Resistance to Testing
Assessment How Two Years of Pandemic Disruption Could Shake Up the Debate Over Standardized Testing
Moves to opt out of state tests and change how they're given threaten to reignite fights over high-stakes assessments.
Assessment Video Deep Dive Discussion: Assessment and Testing
In this half-hour discussion, Education Week veteran reporter Catherine Gewertz facilitates a conversation with school and district-level leaders around testing. Among the issues tackled: the pressure to reduce testing, federal accountability around testing, and alignment. Catherine Gewertz is a reporter covering assessment and pathways from the middle grades to high school and beyond. Since joining Education Week in 1999, she has been the lead common-core reporter and has covered urban schools.
Assessment Opinion Does ESSA Actually Require 95% Participation on State Assessments?

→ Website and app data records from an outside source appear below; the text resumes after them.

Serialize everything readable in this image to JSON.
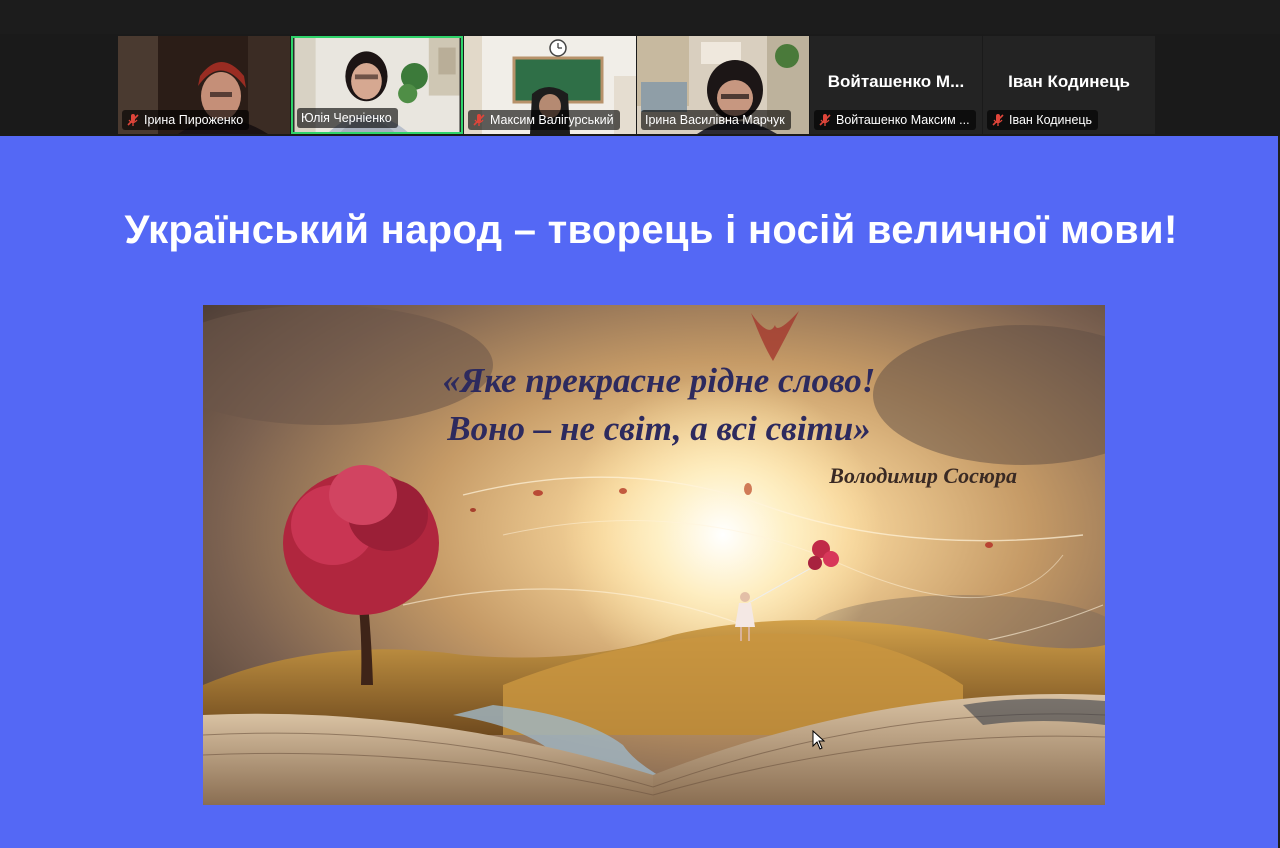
{
  "meeting": {
    "participants": [
      {
        "name": "Ірина Пироженко",
        "muted": true,
        "video": true,
        "active": false
      },
      {
        "name": "Юлія Черніенко",
        "muted": false,
        "video": true,
        "active": true
      },
      {
        "name": "Максим Валігурський",
        "muted": true,
        "video": true,
        "active": false
      },
      {
        "name": "Ірина Василівна Марчук",
        "muted": false,
        "video": true,
        "active": false
      },
      {
        "name": "Войташенко Максим ...",
        "big_name": "Войташенко  М...",
        "muted": true,
        "video": false,
        "active": false
      },
      {
        "name": "Іван Кодинець",
        "big_name": "Іван Кодинець",
        "muted": true,
        "video": false,
        "active": false
      }
    ]
  },
  "slide": {
    "title": "Український народ – творець і носій величної мови!",
    "quote_line_1": "«Яке прекрасне рідне слово!",
    "quote_line_2": "Воно – не світ, а всі світи»",
    "quote_author": "Володимир Сосюра"
  },
  "colors": {
    "slide_background": "#5468f5",
    "active_speaker_border": "#2fd36a",
    "muted_icon": "#e0453a"
  },
  "icons": {
    "muted_mic": "microphone-muted-icon",
    "cursor": "mouse-pointer-icon"
  }
}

While the ESSA unquestionably requires the states to administer yearly assessments in mathematics and reading, it does not actually require 95% student participation on those tests. Instead, as currently written, it requires 95% student participation on some other, completely different set of nonexistent assessments. Congress might want to consider hiring a few more proofreaders.
Every Student Succeeds Act States With High 'Opt Out' Rates Brace for Possible Penalties
The U.S. Department of Education hasn't decided how to penalize states where large numbers of students have opted-out of annual tests.
Standards Leaders in N.Y. Flip-Flop on Common Core, Opt-Outs
Pressure stemming from the testing opt-out movement has led to some heated debate in the Empire State involving standards and the use of student scores in teacher evaluations.
Every Student Succeeds Act Opt-Out Activists Aim to Build on Momentum in States
Though testing mandates remain under ESSA, those aiming to rein in assessments say the new law's flexibility for states may work to their advantage.
Education Funding State Tests Due Fresh Scrutiny as Peer Review Relaunches
The U.S. Department of Education has relaunched one of the most powerful tools it wields over states' academic standards and assessments: the "peer review" process that had been suspended for three years.
Federal When Students Opt Out, What Are the Policy Implications?
The opt-out movement has an impact on K-12 accountability, but it's complicated, write researchers Jessica K. Beaver and Lucas Westmaas.